Required action: Exclude the pictures; give every entry again exactly as written.

Excerpted data:
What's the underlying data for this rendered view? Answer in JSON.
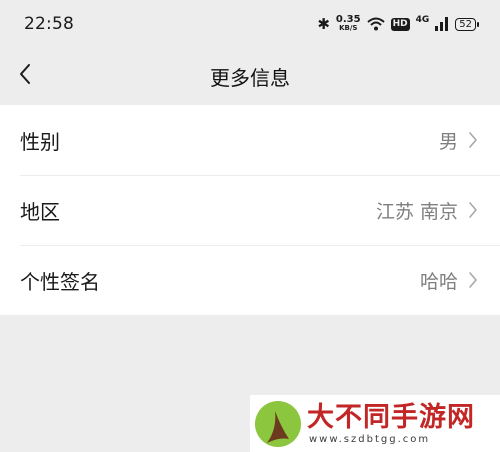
{
  "status_bar": {
    "time": "22:58",
    "bluetooth_icon": "bluetooth-icon",
    "speed_value": "0.35",
    "speed_unit": "KB/S",
    "wifi_icon": "wifi-icon",
    "hd_badge": "HD",
    "network_type": "4G",
    "signal_icon": "signal-icon",
    "battery_level": "52"
  },
  "header": {
    "back_icon": "chevron-left-icon",
    "title": "更多信息"
  },
  "list": {
    "items": [
      {
        "label": "性别",
        "value": "男"
      },
      {
        "label": "地区",
        "value": "江苏 南京"
      },
      {
        "label": "个性签名",
        "value": "哈哈"
      }
    ],
    "chevron_icon": "chevron-right-icon"
  },
  "watermark": {
    "name": "大不同手游网",
    "url": "www.szdbtgg.com",
    "brand_color": "#c22626"
  },
  "colors": {
    "background": "#ededed",
    "card": "#ffffff",
    "secondary_text": "#7f7f7f"
  }
}
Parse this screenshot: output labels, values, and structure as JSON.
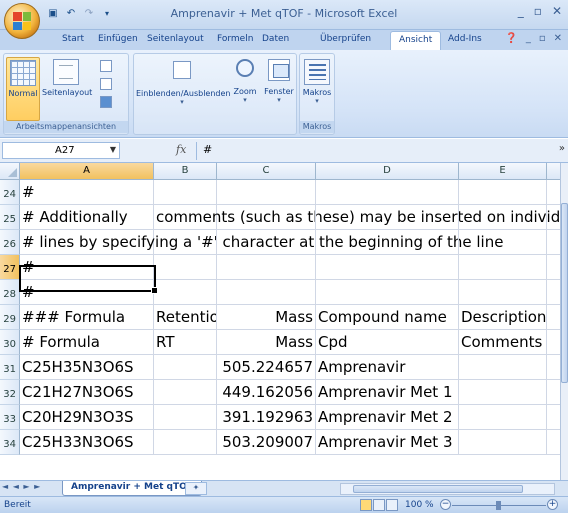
{
  "window": {
    "title": "Amprenavir  + Met qTOF - Microsoft Excel"
  },
  "ribbon": {
    "tabs": [
      "Start",
      "Einfügen",
      "Seitenlayout",
      "Formeln",
      "Daten",
      "Überprüfen",
      "Ansicht",
      "Add-Ins"
    ],
    "active_tab": "Ansicht",
    "groups": {
      "arbeitsmappen": {
        "label": "Arbeitsmappenansichten",
        "normal": "Normal",
        "seitenlayout": "Seitenlayout"
      },
      "fenster": {
        "einblenden": "Einblenden/Ausblenden",
        "zoom": "Zoom",
        "fenster": "Fenster"
      },
      "makros": {
        "button": "Makros",
        "label": "Makros"
      }
    }
  },
  "formula_bar": {
    "name_box": "A27",
    "fx": "fx",
    "value": "#"
  },
  "sheet": {
    "columns": [
      "A",
      "B",
      "C",
      "D",
      "E",
      "F"
    ],
    "active_column": "A",
    "rows": [
      {
        "num": "24",
        "cells": [
          "#",
          "",
          "",
          "",
          "",
          ""
        ]
      },
      {
        "num": "25",
        "cells": [
          "# Additionally",
          "comments (such as these) may be inserted on individual",
          "",
          "",
          "",
          ""
        ]
      },
      {
        "num": "26",
        "cells": [
          "# lines by specifying a '#' character at the beginning of the line",
          "",
          "",
          "",
          "",
          ""
        ]
      },
      {
        "num": "27",
        "cells": [
          "#",
          "",
          "",
          "",
          "",
          ""
        ]
      },
      {
        "num": "28",
        "cells": [
          "#",
          "",
          "",
          "",
          "",
          ""
        ]
      },
      {
        "num": "29",
        "cells": [
          "### Formula",
          "Retention Time",
          "Mass",
          "Compound name",
          "Description",
          ""
        ]
      },
      {
        "num": "30",
        "cells": [
          "# Formula",
          "RT",
          "Mass",
          "Cpd",
          "Comments",
          ""
        ]
      },
      {
        "num": "31",
        "cells": [
          "C25H35N3O6S",
          "",
          "505.224657",
          "Amprenavir",
          "",
          ""
        ]
      },
      {
        "num": "32",
        "cells": [
          "C21H27N3O6S",
          "",
          "449.162056",
          "Amprenavir Met 1",
          "",
          ""
        ]
      },
      {
        "num": "33",
        "cells": [
          "C20H29N3O3S",
          "",
          "391.192963",
          "Amprenavir Met 2",
          "",
          ""
        ]
      },
      {
        "num": "34",
        "cells": [
          "C25H33N3O6S",
          "",
          "503.209007",
          "Amprenavir Met 3",
          "",
          ""
        ]
      }
    ],
    "active_row": "27"
  },
  "sheet_tabs": {
    "nav": "◄ ◄ ► ►",
    "active": "Amprenavir  + Met qTOF"
  },
  "status": {
    "text": "Bereit",
    "zoom": "100 %"
  },
  "icons": {
    "qat": [
      "save-icon",
      "undo-icon",
      "redo-icon"
    ],
    "minimize": "‒",
    "restore": "▫",
    "close": "✕"
  }
}
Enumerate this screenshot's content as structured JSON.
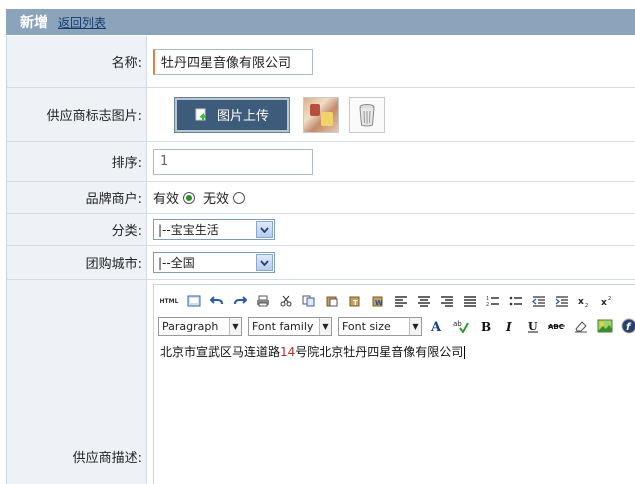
{
  "header": {
    "title": "新增",
    "back_link": "返回列表"
  },
  "form": {
    "name": {
      "label": "名称:",
      "value": "牡丹四星音像有限公司"
    },
    "logo": {
      "label": "供应商标志图片:",
      "upload_label": "图片上传"
    },
    "order": {
      "label": "排序:",
      "value": "1"
    },
    "brand": {
      "label": "品牌商户:",
      "options": [
        "有效",
        "无效"
      ],
      "selected": "有效"
    },
    "category": {
      "label": "分类:",
      "selected": "|--宝宝生活"
    },
    "city": {
      "label": "团购城市:",
      "selected": "|--全国"
    },
    "description": {
      "label": "供应商描述:",
      "editor": {
        "format_select": "Paragraph",
        "font_family_select": "Font family",
        "font_size_select": "Font size",
        "html_button": "HTML",
        "content_before": "北京市宣武区马连道路",
        "content_number": "14",
        "content_after": "号院北京牡丹四星音像有限公司"
      }
    }
  },
  "colors": {
    "header_bg": "#8ba4bc",
    "label_bg": "#eef2f6",
    "upload_btn_bg": "#3d5b7b"
  }
}
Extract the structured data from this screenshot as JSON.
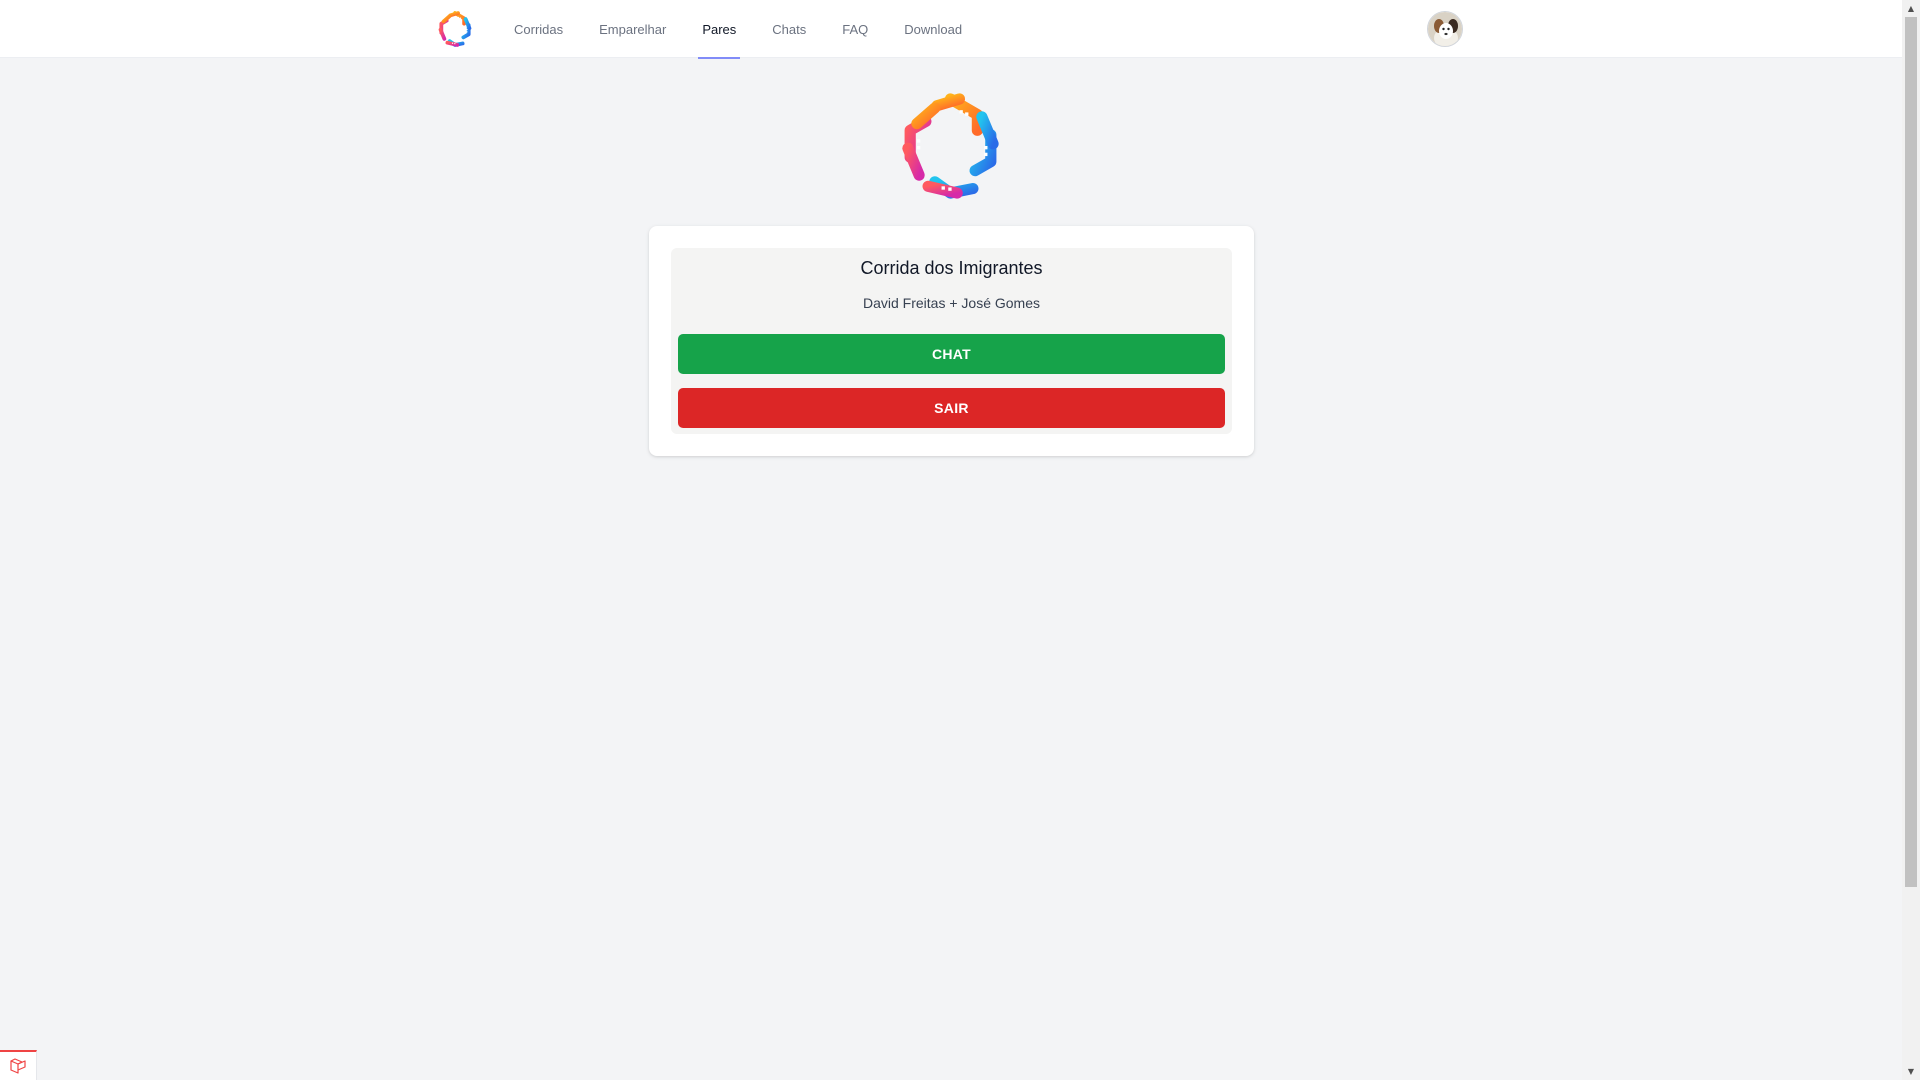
{
  "nav": {
    "logo_icon": "app-logo-icon",
    "links": [
      {
        "label": "Corridas",
        "active": false
      },
      {
        "label": "Emparelhar",
        "active": false
      },
      {
        "label": "Pares",
        "active": true
      },
      {
        "label": "Chats",
        "active": false
      },
      {
        "label": "FAQ",
        "active": false
      },
      {
        "label": "Download",
        "active": false
      }
    ],
    "active_underline_color": "#818cf8",
    "avatar_icon": "user-avatar"
  },
  "main": {
    "logo_icon": "app-logo-icon",
    "pair": {
      "title": "Corrida dos Imigrantes",
      "names": "David Freitas + José Gomes",
      "chat_label": "CHAT",
      "leave_label": "SAIR"
    }
  },
  "colors": {
    "background": "#f3f4f6",
    "chat_button": "#16a34a",
    "leave_button": "#dc2626"
  },
  "debug": {
    "icon": "laravel-debugbar-icon"
  }
}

Task solution:
What's the underlying data for this rendered view? Answer in JSON.
{
  "status_bar": {
    "time": "22:58",
    "bluetooth_icon": "bluetooth-icon",
    "speed_value": "0.35",
    "speed_unit": "KB/S",
    "wifi_icon": "wifi-icon",
    "hd_badge": "HD",
    "network_type": "4G",
    "signal_icon": "signal-icon",
    "battery_level": "52"
  },
  "header": {
    "back_icon": "chevron-left-icon",
    "title": "更多信息"
  },
  "list": {
    "items": [
      {
        "label": "性别",
        "value": "男"
      },
      {
        "label": "地区",
        "value": "江苏 南京"
      },
      {
        "label": "个性签名",
        "value": "哈哈"
      }
    ],
    "chevron_icon": "chevron-right-icon"
  },
  "watermark": {
    "name": "大不同手游网",
    "url": "www.szdbtgg.com",
    "brand_color": "#c22626"
  },
  "colors": {
    "background": "#ededed",
    "card": "#ffffff",
    "secondary_text": "#7f7f7f"
  }
}
Parse this screenshot: output labels, values, and structure as JSON.
{
  "window": {
    "title": "Amprenavir  + Met qTOF - Microsoft Excel"
  },
  "ribbon": {
    "tabs": [
      "Start",
      "Einfügen",
      "Seitenlayout",
      "Formeln",
      "Daten",
      "Überprüfen",
      "Ansicht",
      "Add-Ins"
    ],
    "active_tab": "Ansicht",
    "groups": {
      "arbeitsmappen": {
        "label": "Arbeitsmappenansichten",
        "normal": "Normal",
        "seitenlayout": "Seitenlayout"
      },
      "fenster": {
        "einblenden": "Einblenden/Ausblenden",
        "zoom": "Zoom",
        "fenster": "Fenster"
      },
      "makros": {
        "button": "Makros",
        "label": "Makros"
      }
    }
  },
  "formula_bar": {
    "name_box": "A27",
    "fx": "fx",
    "value": "#"
  },
  "sheet": {
    "columns": [
      "A",
      "B",
      "C",
      "D",
      "E",
      "F"
    ],
    "active_column": "A",
    "rows": [
      {
        "num": "24",
        "cells": [
          "#",
          "",
          "",
          "",
          "",
          ""
        ]
      },
      {
        "num": "25",
        "cells": [
          "# Additionally",
          "comments (such as these) may be inserted on individual",
          "",
          "",
          "",
          ""
        ]
      },
      {
        "num": "26",
        "cells": [
          "# lines by specifying a '#' character at the beginning of the line",
          "",
          "",
          "",
          "",
          ""
        ]
      },
      {
        "num": "27",
        "cells": [
          "#",
          "",
          "",
          "",
          "",
          ""
        ]
      },
      {
        "num": "28",
        "cells": [
          "#",
          "",
          "",
          "",
          "",
          ""
        ]
      },
      {
        "num": "29",
        "cells": [
          "### Formula",
          "Retention Time",
          "Mass",
          "Compound name",
          "Description",
          ""
        ]
      },
      {
        "num": "30",
        "cells": [
          "# Formula",
          "RT",
          "Mass",
          "Cpd",
          "Comments",
          ""
        ]
      },
      {
        "num": "31",
        "cells": [
          "C25H35N3O6S",
          "",
          "505.224657",
          "Amprenavir",
          "",
          ""
        ]
      },
      {
        "num": "32",
        "cells": [
          "C21H27N3O6S",
          "",
          "449.162056",
          "Amprenavir Met 1",
          "",
          ""
        ]
      },
      {
        "num": "33",
        "cells": [
          "C20H29N3O3S",
          "",
          "391.192963",
          "Amprenavir Met 2",
          "",
          ""
        ]
      },
      {
        "num": "34",
        "cells": [
          "C25H33N3O6S",
          "",
          "503.209007",
          "Amprenavir Met 3",
          "",
          ""
        ]
      }
    ],
    "active_row": "27"
  },
  "sheet_tabs": {
    "nav": "◄ ◄ ► ►",
    "active": "Amprenavir  + Met qTOF"
  },
  "status": {
    "text": "Bereit",
    "zoom": "100 %"
  },
  "icons": {
    "qat": [
      "save-icon",
      "undo-icon",
      "redo-icon"
    ],
    "minimize": "‒",
    "restore": "▫",
    "close": "✕"
  }
}
Enumerate this screenshot's content as structured JSON.
{
  "header": {
    "title": "新增",
    "back_link": "返回列表"
  },
  "form": {
    "name": {
      "label": "名称:",
      "value": "牡丹四星音像有限公司"
    },
    "logo": {
      "label": "供应商标志图片:",
      "upload_label": "图片上传"
    },
    "order": {
      "label": "排序:",
      "value": "1"
    },
    "brand": {
      "label": "品牌商户:",
      "options": [
        "有效",
        "无效"
      ],
      "selected": "有效"
    },
    "category": {
      "label": "分类:",
      "selected": "|--宝宝生活"
    },
    "city": {
      "label": "团购城市:",
      "selected": "|--全国"
    },
    "description": {
      "label": "供应商描述:",
      "editor": {
        "format_select": "Paragraph",
        "font_family_select": "Font family",
        "font_size_select": "Font size",
        "html_button": "HTML",
        "content_before": "北京市宣武区马连道路",
        "content_number": "14",
        "content_after": "号院北京牡丹四星音像有限公司"
      }
    }
  },
  "colors": {
    "header_bg": "#8ba4bc",
    "label_bg": "#eef2f6",
    "upload_btn_bg": "#3d5b7b"
  }
}
Extract the structured data from this screenshot as JSON.
{
  "nav": {
    "logo_icon": "app-logo-icon",
    "links": [
      {
        "label": "Corridas",
        "active": false
      },
      {
        "label": "Emparelhar",
        "active": false
      },
      {
        "label": "Pares",
        "active": true
      },
      {
        "label": "Chats",
        "active": false
      },
      {
        "label": "FAQ",
        "active": false
      },
      {
        "label": "Download",
        "active": false
      }
    ],
    "active_underline_color": "#818cf8",
    "avatar_icon": "user-avatar"
  },
  "main": {
    "logo_icon": "app-logo-icon",
    "pair": {
      "title": "Corrida dos Imigrantes",
      "names": "David Freitas + José Gomes",
      "chat_label": "CHAT",
      "leave_label": "SAIR"
    }
  },
  "colors": {
    "background": "#f3f4f6",
    "chat_button": "#16a34a",
    "leave_button": "#dc2626"
  },
  "debug": {
    "icon": "laravel-debugbar-icon"
  }
}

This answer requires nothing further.